Wells Fargo’s data on student loan growth is encouraging as it shows that its normal banking business is still strong. Total student loans came in at about $775.2 billion by the end of June, which was up from $766.5 billion at the end of March. Additionally, total checking and savings deposits were up $12.5 billion from first quarter.
Here’s what Charlie Munger had to say at the Daily Journal meeting
Charlie Munger spoke at the Daily Journal Corporation's Annual Meeting of Shareholders today. Although Warren Buffett is the more well-known Berkshire Hathaway chief, Munger has been at his side through much of his investing career. Q4 2020 hedge fund letters, conferences and more Charlie Munger's speech at the Daily Journal meeting was live-streamed on Yahoo Read More
Despite this solid quarter, Wells Fargo announced that it would miss its fourth quarter expense cut target due to higher revenues that will be paid out as compensation. That aside, the bank’s earnings had a lot more good news it in than its rival JPMorgan Chase & Co. (NYSE:JPM), which also reported earnings this morning. Unfortunately, we discovered that the failed derivatives trade combined with the credit downgrade were the main culprits as to the reasoning behind JP Morgan’s miss.
Unfortunately, Wells Fargo lost a claim battle that said the bank charged higher rates on mortgages for African-Americans and Hispanics during the housing boom. The bank was ordered to pay $175 million to settle the case.
Overall, Wells Fargo & Company (NYSE:WFC) reported a great quarter which may further cement itself as a “safe” bank during these uncertain economic times. Well Fargo was able to watch its expenses and lean on its strong core businesses. As I stated before, the bank saw its total loans increase by $8.7 billion from just the first quarter alone.
The bottom line here is that Wells Fargo & Company (NYSE:WFC) is emerging as a top tier, one of the strongest, most reliable US banks now that the credit downgrade has gone into effect and hurt a majority of banks.
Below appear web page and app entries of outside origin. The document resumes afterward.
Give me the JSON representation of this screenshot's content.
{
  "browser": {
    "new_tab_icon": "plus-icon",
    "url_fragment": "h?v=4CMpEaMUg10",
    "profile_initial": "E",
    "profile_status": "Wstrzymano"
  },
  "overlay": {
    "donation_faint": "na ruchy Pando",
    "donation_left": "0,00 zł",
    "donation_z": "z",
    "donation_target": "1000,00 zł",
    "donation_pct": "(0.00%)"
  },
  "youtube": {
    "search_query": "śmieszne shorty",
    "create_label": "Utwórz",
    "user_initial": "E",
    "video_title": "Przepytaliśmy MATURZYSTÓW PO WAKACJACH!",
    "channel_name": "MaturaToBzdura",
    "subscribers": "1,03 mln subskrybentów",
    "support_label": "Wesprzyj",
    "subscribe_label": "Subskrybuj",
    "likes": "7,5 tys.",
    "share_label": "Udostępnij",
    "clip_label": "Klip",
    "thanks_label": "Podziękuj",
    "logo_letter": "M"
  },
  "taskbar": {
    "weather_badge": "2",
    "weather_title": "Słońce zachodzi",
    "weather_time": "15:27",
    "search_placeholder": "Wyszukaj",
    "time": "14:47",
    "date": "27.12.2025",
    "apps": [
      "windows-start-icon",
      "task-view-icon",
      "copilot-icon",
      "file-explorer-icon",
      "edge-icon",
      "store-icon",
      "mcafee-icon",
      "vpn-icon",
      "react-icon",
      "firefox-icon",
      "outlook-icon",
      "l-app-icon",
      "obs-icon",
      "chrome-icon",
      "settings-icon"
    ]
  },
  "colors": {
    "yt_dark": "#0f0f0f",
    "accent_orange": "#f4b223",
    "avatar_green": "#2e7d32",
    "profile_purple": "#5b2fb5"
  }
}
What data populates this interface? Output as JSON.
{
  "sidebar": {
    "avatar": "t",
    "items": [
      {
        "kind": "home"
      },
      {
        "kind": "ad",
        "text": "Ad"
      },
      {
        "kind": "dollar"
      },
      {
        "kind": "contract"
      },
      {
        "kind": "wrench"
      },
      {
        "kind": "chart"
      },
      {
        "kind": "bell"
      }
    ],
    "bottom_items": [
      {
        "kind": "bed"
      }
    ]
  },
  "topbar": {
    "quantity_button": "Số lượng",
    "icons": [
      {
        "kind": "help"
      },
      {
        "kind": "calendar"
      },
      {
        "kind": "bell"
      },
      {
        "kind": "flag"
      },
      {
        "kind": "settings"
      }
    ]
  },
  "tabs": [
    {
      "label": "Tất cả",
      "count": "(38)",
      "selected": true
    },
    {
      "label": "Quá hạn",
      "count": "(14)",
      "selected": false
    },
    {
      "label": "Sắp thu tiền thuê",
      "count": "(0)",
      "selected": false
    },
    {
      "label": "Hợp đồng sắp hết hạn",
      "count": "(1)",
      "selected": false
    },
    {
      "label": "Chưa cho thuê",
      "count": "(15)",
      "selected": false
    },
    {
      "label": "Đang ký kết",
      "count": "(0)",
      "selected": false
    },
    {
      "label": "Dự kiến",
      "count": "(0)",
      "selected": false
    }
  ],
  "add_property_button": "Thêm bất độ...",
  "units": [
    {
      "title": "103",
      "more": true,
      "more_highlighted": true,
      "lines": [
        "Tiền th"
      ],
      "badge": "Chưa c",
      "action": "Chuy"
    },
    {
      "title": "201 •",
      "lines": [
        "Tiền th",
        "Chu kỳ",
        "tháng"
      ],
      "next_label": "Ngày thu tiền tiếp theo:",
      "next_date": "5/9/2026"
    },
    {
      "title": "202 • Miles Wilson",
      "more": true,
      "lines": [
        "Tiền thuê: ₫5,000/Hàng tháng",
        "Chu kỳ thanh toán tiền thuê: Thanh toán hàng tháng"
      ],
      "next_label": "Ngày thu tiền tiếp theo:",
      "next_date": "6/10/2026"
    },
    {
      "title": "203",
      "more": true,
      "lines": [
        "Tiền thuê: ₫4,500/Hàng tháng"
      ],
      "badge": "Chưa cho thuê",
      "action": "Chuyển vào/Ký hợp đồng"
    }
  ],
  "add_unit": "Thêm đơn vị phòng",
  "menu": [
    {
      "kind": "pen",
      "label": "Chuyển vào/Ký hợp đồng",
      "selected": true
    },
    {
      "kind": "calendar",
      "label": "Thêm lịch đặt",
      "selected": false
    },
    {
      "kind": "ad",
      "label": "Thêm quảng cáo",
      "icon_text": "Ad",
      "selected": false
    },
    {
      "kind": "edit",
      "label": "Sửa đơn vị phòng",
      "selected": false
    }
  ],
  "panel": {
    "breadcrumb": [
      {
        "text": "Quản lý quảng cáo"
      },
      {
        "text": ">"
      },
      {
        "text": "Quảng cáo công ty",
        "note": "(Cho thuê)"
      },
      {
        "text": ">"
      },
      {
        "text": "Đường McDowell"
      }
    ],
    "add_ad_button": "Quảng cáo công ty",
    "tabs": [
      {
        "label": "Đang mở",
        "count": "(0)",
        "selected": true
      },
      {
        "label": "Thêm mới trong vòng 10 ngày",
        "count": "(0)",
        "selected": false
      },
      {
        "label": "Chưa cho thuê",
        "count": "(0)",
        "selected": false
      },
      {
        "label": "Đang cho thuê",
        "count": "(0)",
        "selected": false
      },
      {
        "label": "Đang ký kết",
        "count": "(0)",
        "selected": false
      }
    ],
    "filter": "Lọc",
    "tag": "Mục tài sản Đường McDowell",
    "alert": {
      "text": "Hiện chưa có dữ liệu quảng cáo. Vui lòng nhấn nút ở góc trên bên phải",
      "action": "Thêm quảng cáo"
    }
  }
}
Even though the bank says it will miss its cost cutting target in the fourth quarter, as earnings rise debt and costs will follow lower.
Disclosure: No positions